Barrett also shows an affinity for sharing the basketball, even though people who watched the end of the Gonzaga game, where Barrett had his shots blocked repeatedly in the final minute, may disagree.
KenPom.com lists a player’s assist rate, which is his assists divided by the field goals made by the player’s teammates while he is on the court. Barrett is currently at 22.6. By comparison, Parker finished at 8.6, Ingram 11.3 and Tatum 12.4. Last season, Bagley’s assist rate was 8.7.
Zion Williamson, 6-7, forward
The Blue Devils have two alpha scorers this season and they happen to be roommates. They look tough to beat.
Like Barrett, Williamson is producing at an all-America level.
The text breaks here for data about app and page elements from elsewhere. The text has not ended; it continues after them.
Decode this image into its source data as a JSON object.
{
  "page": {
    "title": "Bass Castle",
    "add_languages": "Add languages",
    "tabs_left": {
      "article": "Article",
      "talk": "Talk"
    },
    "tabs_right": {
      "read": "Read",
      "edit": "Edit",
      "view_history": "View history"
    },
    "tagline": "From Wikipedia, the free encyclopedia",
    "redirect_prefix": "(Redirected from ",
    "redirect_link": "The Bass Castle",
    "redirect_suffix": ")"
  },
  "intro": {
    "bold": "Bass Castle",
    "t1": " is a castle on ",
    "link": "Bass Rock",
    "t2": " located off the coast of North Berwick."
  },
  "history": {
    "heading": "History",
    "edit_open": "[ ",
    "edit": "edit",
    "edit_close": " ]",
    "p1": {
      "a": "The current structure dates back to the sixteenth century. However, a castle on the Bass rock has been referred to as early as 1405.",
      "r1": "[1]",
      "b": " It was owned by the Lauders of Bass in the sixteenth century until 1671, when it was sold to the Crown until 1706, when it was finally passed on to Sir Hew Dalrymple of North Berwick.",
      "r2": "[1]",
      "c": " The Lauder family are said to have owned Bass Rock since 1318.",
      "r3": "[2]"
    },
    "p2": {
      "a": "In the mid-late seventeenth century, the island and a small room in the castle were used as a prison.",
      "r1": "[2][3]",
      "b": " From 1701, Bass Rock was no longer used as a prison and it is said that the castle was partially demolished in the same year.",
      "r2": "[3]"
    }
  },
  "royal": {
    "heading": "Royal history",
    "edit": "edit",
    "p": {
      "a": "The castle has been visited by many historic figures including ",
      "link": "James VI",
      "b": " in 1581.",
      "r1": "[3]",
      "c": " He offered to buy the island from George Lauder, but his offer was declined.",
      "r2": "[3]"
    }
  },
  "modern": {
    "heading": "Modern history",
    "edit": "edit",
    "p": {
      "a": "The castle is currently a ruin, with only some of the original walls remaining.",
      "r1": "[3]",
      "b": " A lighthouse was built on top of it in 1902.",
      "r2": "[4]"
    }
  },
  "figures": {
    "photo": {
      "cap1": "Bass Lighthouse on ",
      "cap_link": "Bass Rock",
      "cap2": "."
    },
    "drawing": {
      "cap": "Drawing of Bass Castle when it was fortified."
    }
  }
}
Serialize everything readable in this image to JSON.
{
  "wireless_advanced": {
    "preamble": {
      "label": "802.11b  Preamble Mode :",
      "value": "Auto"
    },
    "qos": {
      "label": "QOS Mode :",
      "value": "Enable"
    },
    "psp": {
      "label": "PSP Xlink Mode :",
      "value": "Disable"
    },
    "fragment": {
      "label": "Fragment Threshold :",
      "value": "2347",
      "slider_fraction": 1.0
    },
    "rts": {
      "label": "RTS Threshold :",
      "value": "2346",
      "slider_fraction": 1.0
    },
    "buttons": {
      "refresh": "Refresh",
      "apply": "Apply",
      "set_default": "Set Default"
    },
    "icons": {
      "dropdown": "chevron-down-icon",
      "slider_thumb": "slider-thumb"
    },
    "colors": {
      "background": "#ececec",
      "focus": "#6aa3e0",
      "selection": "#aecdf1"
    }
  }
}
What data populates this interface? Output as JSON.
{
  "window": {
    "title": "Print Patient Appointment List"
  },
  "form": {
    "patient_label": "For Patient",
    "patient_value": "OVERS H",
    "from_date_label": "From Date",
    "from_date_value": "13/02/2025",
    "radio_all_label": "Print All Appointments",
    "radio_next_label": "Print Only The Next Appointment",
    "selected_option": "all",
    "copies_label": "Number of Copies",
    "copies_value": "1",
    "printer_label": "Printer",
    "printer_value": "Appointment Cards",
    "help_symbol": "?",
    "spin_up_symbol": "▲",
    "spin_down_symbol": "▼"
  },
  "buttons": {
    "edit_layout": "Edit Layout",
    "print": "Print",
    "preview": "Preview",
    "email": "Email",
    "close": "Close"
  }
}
In addition to his 19.8 points per game, Williamson leads Duke in rebounding (9.4 per game) while making 65.2 percent of his shots overall.
Even though he’s not a good 3-point shooter (3 of 18), Williamson’s effective field goal percentage is a staggering 66.3. He’s made 72.4 percent of his 2-point shot attempts.
But for all his high-flying dunks, Williamson’s production on defense is just as impressive as what he does on offense.
He’s second on the team in steals (25) and his 23 blocked shots are second to Marques Bolden’s 27.
KenPom compiles block percentage, which is the percentage of opponents’ 2-point shots that are blocked by the player while he is on the court. Williamson is at 7.1, which trails the 7.6 Carter posted last season. But Williamson is better than Okafor (4.5), Parker (4.0), Ingram (3.6) and Bagley (2.6).
Tre Jones, 6-2, guard
Duke hasn’t had a true point guard as effective as Jones since his older brother, Tyus, led the 2015 Blue Devils to the championship.
Tre Jones averages 5.6 assists per game while contributing 8.7 points. His 24 steals are third on the team behind Reddish (26) and Williamson (25).
KenPom allows a direct comparison to Tyus Jones.
Tre Jones’ assist rate is 26.3. Tyus Jones finished 2014-15 at 27.5.
Tre Jones’ steal percentage is 3.5, while Tyus Jones’ was 2.7.
Ken Pom’s offensive rating measures overall efficiency on offense. Tre Jones is currently 121.4 while Tyus Jones posted 121.8.
Cam Reddish, 6-7, forward
NBA Draft projections have Reddish among the top-five prospects along with Williamson and Barrett.
Reddish, though, hasn’t been as productive through his first 12 games. His scoring average (13.5 points) is acceptable. He leads the team in steals so he’s contributing mightily on defense.
But he’s struggling to make shots consistently. He’s only made 37 percent of his shots overall and 35.6 percent of his 3-pointers.
He’s committed 32 turnovers, tied with Barrett for most on the team. But Reddish touches the ball less than Barrett, so he turns it over a higher percentage of the time, according to KenPom.
After Duke’s 91-58 win over Yale on Dec. 8, Duke coach Mike Krzyzewski complimented Reddish for his good play during the second half of that game. But he also said Reddish hasn’t been playing well lately. Reddish made just 2 of 12 shots when Duke beat Hartford, 84-54, on Dec. 5.
He made just 3 of 9 shots when Duke suffered its lone defeat, 89-87 to Gonzaga in Maui.
Reddish was 1 of 7 from the field in Duke’s 69-58 win over Texas Tech on Dec. 20 at New York.
Reddish has the ability to provide Duke a strong third scorer. He poured in 22 points when Duke blasted Kentucky 118-84. He hit 7 of 13 3-point attempts, scoring 25 points, when Duke beat Army, 94-72.
When Duke beat Auburn, 78-72, in Maui, Reddish had 18 points by making four of 10 3-point attempts.
For Duke to reach its full potential, which means contending for an NCAA championship, it needs Reddish to play at that level more consistently.